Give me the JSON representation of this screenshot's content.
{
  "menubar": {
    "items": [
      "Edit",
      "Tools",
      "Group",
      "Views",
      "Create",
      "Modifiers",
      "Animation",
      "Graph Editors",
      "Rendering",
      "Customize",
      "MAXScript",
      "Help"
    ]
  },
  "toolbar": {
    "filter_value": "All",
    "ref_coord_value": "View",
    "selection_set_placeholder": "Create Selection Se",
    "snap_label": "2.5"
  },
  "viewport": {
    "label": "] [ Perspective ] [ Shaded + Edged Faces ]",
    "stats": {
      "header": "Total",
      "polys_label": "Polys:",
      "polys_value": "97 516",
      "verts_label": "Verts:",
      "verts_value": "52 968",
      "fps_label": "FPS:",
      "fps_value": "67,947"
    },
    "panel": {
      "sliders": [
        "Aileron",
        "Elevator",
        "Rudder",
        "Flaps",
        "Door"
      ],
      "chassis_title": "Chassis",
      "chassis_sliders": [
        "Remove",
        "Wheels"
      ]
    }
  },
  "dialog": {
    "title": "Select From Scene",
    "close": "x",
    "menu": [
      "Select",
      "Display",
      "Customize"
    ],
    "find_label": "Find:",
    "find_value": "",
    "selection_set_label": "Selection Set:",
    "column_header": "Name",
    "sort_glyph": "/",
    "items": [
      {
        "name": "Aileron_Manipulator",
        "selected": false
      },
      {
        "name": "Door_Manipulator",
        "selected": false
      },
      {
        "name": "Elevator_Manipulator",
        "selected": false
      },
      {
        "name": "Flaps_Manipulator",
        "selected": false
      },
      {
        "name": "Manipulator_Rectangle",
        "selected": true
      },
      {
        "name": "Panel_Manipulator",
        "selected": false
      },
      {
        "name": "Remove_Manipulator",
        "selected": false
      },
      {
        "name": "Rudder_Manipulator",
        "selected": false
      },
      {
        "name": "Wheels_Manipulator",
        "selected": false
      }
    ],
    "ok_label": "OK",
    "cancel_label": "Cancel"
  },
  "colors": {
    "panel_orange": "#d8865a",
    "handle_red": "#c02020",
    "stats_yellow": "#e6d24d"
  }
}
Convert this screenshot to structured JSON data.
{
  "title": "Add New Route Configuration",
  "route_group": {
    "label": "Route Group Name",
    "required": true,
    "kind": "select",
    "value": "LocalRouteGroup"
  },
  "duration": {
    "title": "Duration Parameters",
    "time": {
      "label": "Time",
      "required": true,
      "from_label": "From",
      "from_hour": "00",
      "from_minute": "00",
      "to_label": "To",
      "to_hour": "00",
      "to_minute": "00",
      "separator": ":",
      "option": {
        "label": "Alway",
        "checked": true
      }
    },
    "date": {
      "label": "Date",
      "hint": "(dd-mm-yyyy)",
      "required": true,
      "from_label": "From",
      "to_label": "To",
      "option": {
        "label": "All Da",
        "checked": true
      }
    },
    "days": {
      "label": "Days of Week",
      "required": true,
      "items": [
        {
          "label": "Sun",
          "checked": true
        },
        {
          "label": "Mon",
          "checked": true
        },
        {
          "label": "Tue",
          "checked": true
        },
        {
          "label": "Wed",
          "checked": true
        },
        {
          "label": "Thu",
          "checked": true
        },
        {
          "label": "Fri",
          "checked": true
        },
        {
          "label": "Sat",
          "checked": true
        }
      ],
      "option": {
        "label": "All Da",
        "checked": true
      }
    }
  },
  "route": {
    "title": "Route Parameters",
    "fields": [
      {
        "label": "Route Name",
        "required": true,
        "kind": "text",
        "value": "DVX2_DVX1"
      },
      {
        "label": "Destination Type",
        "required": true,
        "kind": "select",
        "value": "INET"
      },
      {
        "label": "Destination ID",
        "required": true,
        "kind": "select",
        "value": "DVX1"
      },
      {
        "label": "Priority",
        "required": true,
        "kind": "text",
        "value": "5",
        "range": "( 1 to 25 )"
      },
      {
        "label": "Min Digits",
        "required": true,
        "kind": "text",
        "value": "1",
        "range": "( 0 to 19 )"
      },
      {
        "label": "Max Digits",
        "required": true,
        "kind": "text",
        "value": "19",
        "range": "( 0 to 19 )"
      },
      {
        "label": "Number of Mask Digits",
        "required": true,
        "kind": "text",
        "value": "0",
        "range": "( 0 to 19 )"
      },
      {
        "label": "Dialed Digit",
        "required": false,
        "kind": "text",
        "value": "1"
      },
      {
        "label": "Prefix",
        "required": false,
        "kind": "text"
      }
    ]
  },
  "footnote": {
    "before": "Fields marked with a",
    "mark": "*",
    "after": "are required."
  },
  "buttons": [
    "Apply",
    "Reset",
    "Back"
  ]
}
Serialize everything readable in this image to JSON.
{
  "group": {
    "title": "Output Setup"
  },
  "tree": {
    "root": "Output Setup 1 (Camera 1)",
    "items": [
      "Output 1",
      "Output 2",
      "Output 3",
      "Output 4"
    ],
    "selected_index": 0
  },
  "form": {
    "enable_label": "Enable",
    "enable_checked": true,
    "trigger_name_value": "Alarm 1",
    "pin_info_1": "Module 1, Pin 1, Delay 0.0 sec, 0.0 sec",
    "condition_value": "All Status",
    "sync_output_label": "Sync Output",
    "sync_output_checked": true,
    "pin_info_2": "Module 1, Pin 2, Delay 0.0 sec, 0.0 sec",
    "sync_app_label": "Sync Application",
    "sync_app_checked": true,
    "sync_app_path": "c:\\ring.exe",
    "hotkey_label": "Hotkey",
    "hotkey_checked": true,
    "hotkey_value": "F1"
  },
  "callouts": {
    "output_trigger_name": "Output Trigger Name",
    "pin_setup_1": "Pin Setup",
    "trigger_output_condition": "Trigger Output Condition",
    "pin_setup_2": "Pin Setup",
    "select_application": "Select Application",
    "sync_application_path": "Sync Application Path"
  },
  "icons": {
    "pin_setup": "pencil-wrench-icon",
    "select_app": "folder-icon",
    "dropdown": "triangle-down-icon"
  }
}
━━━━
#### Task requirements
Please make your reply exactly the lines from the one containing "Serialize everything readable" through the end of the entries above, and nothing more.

#### Reply to the task
Serialize everything readable in this image to JSON.
{
  "group": {
    "title": "Output Setup"
  },
  "tree": {
    "root": "Output Setup 1 (Camera 1)",
    "items": [
      "Output 1",
      "Output 2",
      "Output 3",
      "Output 4"
    ],
    "selected_index": 0
  },
  "form": {
    "enable_label": "Enable",
    "enable_checked": true,
    "trigger_name_value": "Alarm 1",
    "pin_info_1": "Module 1, Pin 1, Delay 0.0 sec, 0.0 sec",
    "condition_value": "All Status",
    "sync_output_label": "Sync Output",
    "sync_output_checked": true,
    "pin_info_2": "Module 1, Pin 2, Delay 0.0 sec, 0.0 sec",
    "sync_app_label": "Sync Application",
    "sync_app_checked": true,
    "sync_app_path": "c:\\ring.exe",
    "hotkey_label": "Hotkey",
    "hotkey_checked": true,
    "hotkey_value": "F1"
  },
  "callouts": {
    "output_trigger_name": "Output Trigger Name",
    "pin_setup_1": "Pin Setup",
    "trigger_output_condition": "Trigger Output Condition",
    "pin_setup_2": "Pin Setup",
    "select_application": "Select Application",
    "sync_application_path": "Sync Application Path"
  },
  "icons": {
    "pin_setup": "pencil-wrench-icon",
    "select_app": "folder-icon",
    "dropdown": "triangle-down-icon"
  }
}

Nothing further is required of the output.